### PROBLEM
A complete answer lists every line of the entries below where the string "icon" appears.

==== RECORDS PROVIDED

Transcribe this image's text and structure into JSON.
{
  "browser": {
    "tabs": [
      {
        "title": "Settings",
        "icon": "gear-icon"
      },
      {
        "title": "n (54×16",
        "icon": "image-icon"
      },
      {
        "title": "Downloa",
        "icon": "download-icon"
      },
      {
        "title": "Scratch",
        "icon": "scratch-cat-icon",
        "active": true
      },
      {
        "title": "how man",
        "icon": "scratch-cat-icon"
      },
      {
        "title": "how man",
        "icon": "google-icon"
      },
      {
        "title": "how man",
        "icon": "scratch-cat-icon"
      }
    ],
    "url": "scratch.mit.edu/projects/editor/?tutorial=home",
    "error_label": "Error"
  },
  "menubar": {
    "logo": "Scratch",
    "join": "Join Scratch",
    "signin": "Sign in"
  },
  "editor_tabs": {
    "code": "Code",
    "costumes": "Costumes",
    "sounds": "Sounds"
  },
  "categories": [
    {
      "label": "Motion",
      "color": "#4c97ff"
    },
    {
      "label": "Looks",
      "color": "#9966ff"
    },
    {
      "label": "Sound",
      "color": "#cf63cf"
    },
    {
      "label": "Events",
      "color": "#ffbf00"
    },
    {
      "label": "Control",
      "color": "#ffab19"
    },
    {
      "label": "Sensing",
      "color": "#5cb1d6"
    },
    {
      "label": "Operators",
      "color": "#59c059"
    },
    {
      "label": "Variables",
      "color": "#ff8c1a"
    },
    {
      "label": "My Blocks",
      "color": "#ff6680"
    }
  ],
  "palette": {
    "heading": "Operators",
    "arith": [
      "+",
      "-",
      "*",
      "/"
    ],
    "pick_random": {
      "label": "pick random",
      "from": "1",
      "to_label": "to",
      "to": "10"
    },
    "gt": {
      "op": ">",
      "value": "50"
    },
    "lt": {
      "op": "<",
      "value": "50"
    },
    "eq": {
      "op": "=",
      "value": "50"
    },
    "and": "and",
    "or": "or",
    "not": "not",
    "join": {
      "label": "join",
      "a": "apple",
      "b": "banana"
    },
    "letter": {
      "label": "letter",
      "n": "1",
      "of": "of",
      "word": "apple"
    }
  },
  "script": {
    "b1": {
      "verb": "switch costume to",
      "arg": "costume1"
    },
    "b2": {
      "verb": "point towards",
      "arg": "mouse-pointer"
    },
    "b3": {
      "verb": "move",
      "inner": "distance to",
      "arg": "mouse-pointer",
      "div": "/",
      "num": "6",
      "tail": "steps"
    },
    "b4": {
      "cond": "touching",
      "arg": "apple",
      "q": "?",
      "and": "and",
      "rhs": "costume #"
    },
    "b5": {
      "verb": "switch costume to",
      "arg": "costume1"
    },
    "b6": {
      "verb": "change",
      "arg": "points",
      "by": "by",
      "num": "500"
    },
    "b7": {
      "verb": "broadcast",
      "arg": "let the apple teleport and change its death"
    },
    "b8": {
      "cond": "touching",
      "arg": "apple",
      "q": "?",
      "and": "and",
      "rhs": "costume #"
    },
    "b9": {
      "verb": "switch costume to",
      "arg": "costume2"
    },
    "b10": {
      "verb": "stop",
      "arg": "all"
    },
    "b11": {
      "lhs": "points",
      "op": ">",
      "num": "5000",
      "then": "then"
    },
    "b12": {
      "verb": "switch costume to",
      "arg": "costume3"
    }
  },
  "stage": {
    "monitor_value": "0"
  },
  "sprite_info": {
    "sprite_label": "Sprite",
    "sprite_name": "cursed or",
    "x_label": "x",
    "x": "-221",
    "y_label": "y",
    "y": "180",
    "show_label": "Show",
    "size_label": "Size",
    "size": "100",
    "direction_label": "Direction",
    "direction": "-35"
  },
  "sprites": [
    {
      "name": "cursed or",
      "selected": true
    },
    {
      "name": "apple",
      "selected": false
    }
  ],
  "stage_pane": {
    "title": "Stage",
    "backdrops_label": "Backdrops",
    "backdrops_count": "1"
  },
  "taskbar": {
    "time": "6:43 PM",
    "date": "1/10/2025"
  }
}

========

### RESULT FOR THIS TASK
        "icon": "gear-icon"
        "icon": "image-icon"
        "icon": "download-icon"
        "icon": "scratch-cat-icon",
        "icon": "scratch-cat-icon"
        "icon": "google-icon"
        "icon": "scratch-cat-icon"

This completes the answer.